House Republicans need two things to get a full-fledged surface-transportation bill through the chamber and on to a conference committee with the Senate—a simple majority and $44 billion to pay for the bill’s first two years. They have until June 30, when a newly approved extension of federal highway authority expires. Basking in his victory on Thursday after the House easily passed a 90-day extension on a 266-158 vote, House Transportation and Infrastructure Committee Chairman John Mica, R-Fla., said he is working with Speaker John Boehner to bring his long-term highway bill to the floor after a two-week recess. A shutdown of the highway program was averted when the Senate passed the extension later on Thursday.
U.S. Senate Committee of Finance: Baucus Calls on House to Pass Fully-Funded Senate Highway Bill to Create Jobs, Provide Certainty
“We can’t keep kicking the can down the road. Pretty soon, there will be no road left to kick the can down,” Baucus said. “The easiest way to work together and forge a solution to create jobs and fund our nation’s highway system is for the House to take up the Senate’s bill. It’s a good bill. It provides certainty so businesses and communities can plan construction projects and create jobs. It’s fully paid for. In fact, it ensures the Highway Trust Fund will remain solvent even after the end of the bill. It gives us time to address the longer-term needs of our national program and how we’re going to pay for it.”
Chicago Tribune: Chicago embarks on $7 billion plan to improve city's infrastructure
Mayor Rahm Emanuel has announced a $7 billion program to overhaul Chicago's infrastructure. The plan announced Thursday includes improvements to rail stations, airports and parks. The mayor says the three-year program will create more than 30,000 jobs. He says the money will come from partnerships with private sector investors and not taxpayer dollars.
Bloomberg Businessweek: Rail upgrades planned between Chicago, St. Louis
Upgrades are planned on the rail line between Chicago and St. Louis for future high-speed Amtrak trains. The Illinois Department of Transportation and Union Pacific Railroad are making the upgrades. Construction is planned from April 16 to May 25. Improvements will include installing new rail, upgrading bridges, culverts and drainage and installing new signals. Road crossings also will be renovated.
Wicked Local: State House News -- House passes $200 million for roads out of $1.5 billion bond bill
The House passed a small portion of Gov. Deval Patrick’s $1.5 billion transportation bond bill he filed earlier this month, opting to only vote on the Chapter 90 road and bridge repair piece and leave on the backburner his proposals to create the state’s first infrastructure bank to leverage private investments and invest $885 million in transportation programs and $311 million in the state’s rail and transit system.

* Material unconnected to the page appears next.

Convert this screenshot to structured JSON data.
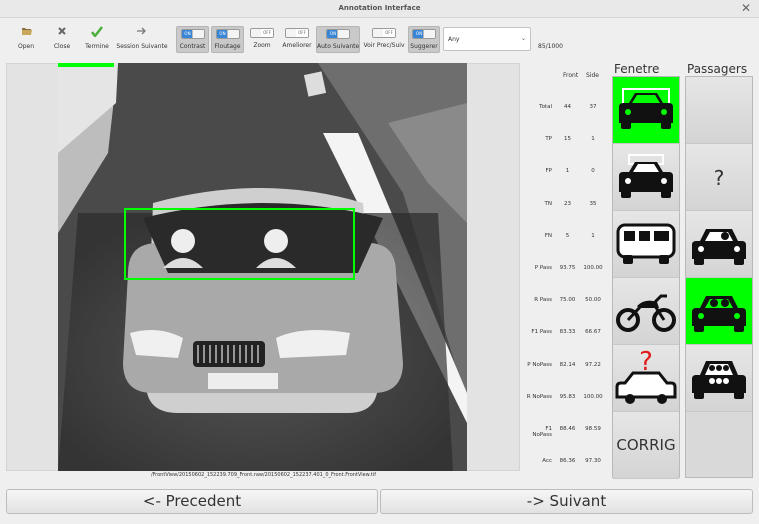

Newsday: Tax-finance change spurs infrastructure buzz
A financing method used to build streets and sewers to support economic development in other states could be coming to New York once the state budget passes. The education budget bill printed on Tuesday includes a reform of the state’s “tax increment financing” law. “This is huge,” said Kevin Law, president and chief executive of the Long Island Association. “This will allow for more investment in infrastructure for major development projects.”
Boston Globe: RI lawmakers look to stabilize transit funding
A panel of Rhode Island state lawmakers is investigating ways to prevent future service cuts at the Rhode Island Public Transit Authority. The Senate Study Commission on Sustainable Transportation Funding is scheduled to meet Friday at the Statehouse. RIPTA has had to eliminate jobs and trim service on some routes to eliminate budget deficits. Lawmakers have said the state needs to find better ways of funding public transit to prevent future cuts.
- Press Release Former Pennsylvania Governor Edward Rendell Calls for Port, Waterway Strategy in Speech to American Association of Port Authorities Read More
- Press Release BAF Educational Fund Releases Infrastructure Report: Falling Apart and Falling Behind Read More
- Published Report An Economic Analysis of Infrastructure Investment Read More
“To raise new questions, new possibilities, to regard old questions from a new angle, requires creative imagination and marks real advances in science.”